As a country, Mr President, we are going through a different direction to the recommendation of this study. In fact, our situation is likely to worsen far quicker than 2030. Instead of increasing the numbers of student nurses every year, Mr President, we are decreasing the numbers, due to lack of funding for nursing education.
Furthermore, the findings of a joint study by the Human Sciences Research Council (HSRC) and University of KwaZulu-Natal on psychological and emotional impact of COVID-19 on healthcare workers were released on 6 August 2020. The study interviewed 7 600 healthcare workers, 40% of whom were nurses.
On the health and wellbeing of healthcare workers in the face of COVID-19, the study found that:
Nearly half of nurse practitioners interviewed were extremely concerned about family members and personal health;
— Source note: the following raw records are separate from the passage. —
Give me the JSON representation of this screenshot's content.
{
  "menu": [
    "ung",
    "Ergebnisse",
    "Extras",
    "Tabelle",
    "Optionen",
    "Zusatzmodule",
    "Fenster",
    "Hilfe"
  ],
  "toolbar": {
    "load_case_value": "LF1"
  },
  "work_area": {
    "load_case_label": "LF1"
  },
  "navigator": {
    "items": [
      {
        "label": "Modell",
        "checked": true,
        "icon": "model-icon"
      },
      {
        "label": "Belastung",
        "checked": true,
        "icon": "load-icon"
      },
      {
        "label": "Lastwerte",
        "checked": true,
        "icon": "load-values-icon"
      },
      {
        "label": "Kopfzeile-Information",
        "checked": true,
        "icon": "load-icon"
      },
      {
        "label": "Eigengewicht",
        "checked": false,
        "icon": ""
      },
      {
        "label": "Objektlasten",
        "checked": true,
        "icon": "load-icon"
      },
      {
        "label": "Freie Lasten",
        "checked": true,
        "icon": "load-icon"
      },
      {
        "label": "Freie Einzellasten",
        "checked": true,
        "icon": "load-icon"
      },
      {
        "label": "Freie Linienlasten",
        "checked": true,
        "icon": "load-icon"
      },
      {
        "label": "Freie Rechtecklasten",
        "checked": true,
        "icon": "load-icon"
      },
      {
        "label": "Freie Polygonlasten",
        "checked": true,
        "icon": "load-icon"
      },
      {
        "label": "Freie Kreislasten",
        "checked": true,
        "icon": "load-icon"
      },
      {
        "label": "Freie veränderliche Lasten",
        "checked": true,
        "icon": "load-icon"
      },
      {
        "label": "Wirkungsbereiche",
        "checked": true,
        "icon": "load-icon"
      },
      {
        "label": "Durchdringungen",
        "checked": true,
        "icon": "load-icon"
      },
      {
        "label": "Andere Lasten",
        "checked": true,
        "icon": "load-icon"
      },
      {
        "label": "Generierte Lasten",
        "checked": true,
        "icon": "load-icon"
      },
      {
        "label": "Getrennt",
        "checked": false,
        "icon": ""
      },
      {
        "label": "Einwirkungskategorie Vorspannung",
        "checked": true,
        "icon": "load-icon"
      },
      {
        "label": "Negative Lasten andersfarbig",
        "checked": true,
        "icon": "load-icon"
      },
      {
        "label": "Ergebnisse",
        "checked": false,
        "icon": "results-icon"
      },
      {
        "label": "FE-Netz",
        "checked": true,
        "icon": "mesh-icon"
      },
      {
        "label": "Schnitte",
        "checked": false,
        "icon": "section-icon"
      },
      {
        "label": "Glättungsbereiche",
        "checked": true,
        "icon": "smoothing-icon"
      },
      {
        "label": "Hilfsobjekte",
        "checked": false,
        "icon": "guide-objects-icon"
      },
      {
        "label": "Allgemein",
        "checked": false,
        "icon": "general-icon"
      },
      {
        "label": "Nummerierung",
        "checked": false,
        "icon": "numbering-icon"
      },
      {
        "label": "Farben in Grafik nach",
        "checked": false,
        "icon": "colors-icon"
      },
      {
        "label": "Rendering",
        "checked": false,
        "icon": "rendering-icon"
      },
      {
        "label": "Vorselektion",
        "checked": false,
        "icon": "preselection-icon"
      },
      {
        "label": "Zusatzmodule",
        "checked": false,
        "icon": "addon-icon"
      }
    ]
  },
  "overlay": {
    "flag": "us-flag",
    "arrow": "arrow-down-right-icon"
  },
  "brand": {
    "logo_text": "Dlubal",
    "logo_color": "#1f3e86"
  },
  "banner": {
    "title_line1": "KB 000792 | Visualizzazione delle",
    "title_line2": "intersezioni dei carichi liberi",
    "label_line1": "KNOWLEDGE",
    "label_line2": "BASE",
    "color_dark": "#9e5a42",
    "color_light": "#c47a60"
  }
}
2 in 5 health professionals have extreme concern for their family wellbeing, whilst 1 in 5 health professionals have extreme concern for their own personal wellbeing;
3 in 5 nurse practitioners were concerned about passing infection to family members;
A quarter of nurse practitioners experienced severe psychological distress with health professionals working in the public sector experiencing higher psychological distress than those working in the private sector;
Health professionals who reported high psychological distress reported low levels of general health and well-being whilst health professionals who reported high general well-being reported low levels of psychological distress.
With the above grey areas, we appeal to your ear and conscience to make right of this deteriorating situation. The persistence of these without any solution risks the country in various ways:
Loss of interest to nursing by those in the practice already and by those who dream of becoming nurses in future;
Mass exodus of skills from nursing practice to other fields; and
Crushing of the healthcare system with no power to fight even easy diseases, which could potentially crush the country’s economic recovery hopes as well.
Loss of experienced health professionals through brain drain to developed countries
We hope you receive this letter in the same spirit in which it was written.
President of the Democratic Nursing Organisation of South Africa (DENOSA)